§ Mr. J. P. Grant
said, it appeared as if the ministers thought they were for ever to be continued as such; or, at all events, during the proceeding against her majesty. But whether that might be the case or not, of one thing, at all events, he was sure, that in conferring such a power on his majesty's ministers, they were con- 355 ferring a most monstrous power. On the subject of her majesty he had abstained from offering any opinion; when properly called on he should state that opinion impartially; but as to the improper conduct alluded to at Dover, he felt it was alien to the disposition of the English people to prevent the fair administration of justice, which must necessarily result if witnesses were to be ill treated, or deterred from giving their evidence on the points to which they might be called.
§ Sir James Mackintosh
said, he merely rose to disavow all personal suspicion of the ministers, while he begged leave explicitly to avow a constitutional jealousy of the power now vested in them.

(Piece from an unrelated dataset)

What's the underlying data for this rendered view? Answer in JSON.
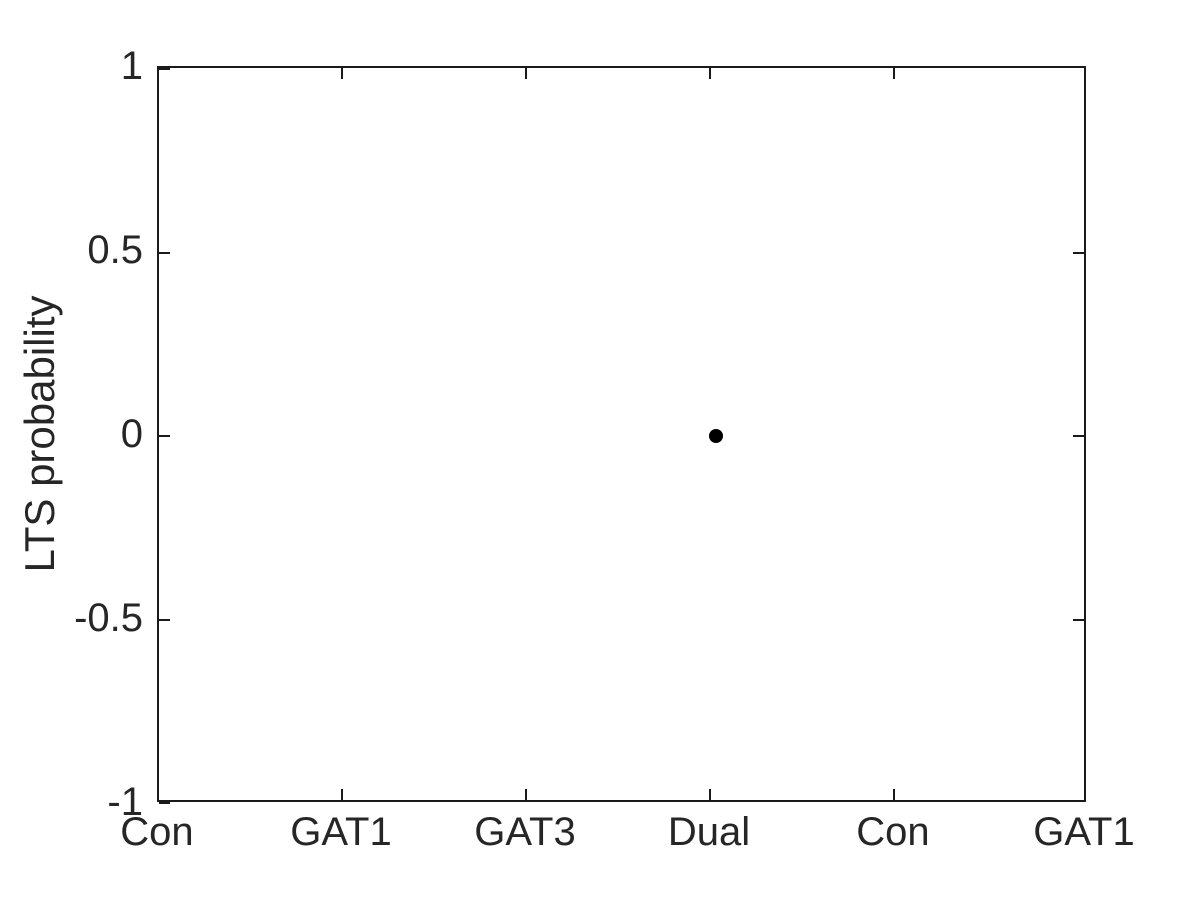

The instruction was then put, and negatived without a division; and the bill went through a committee.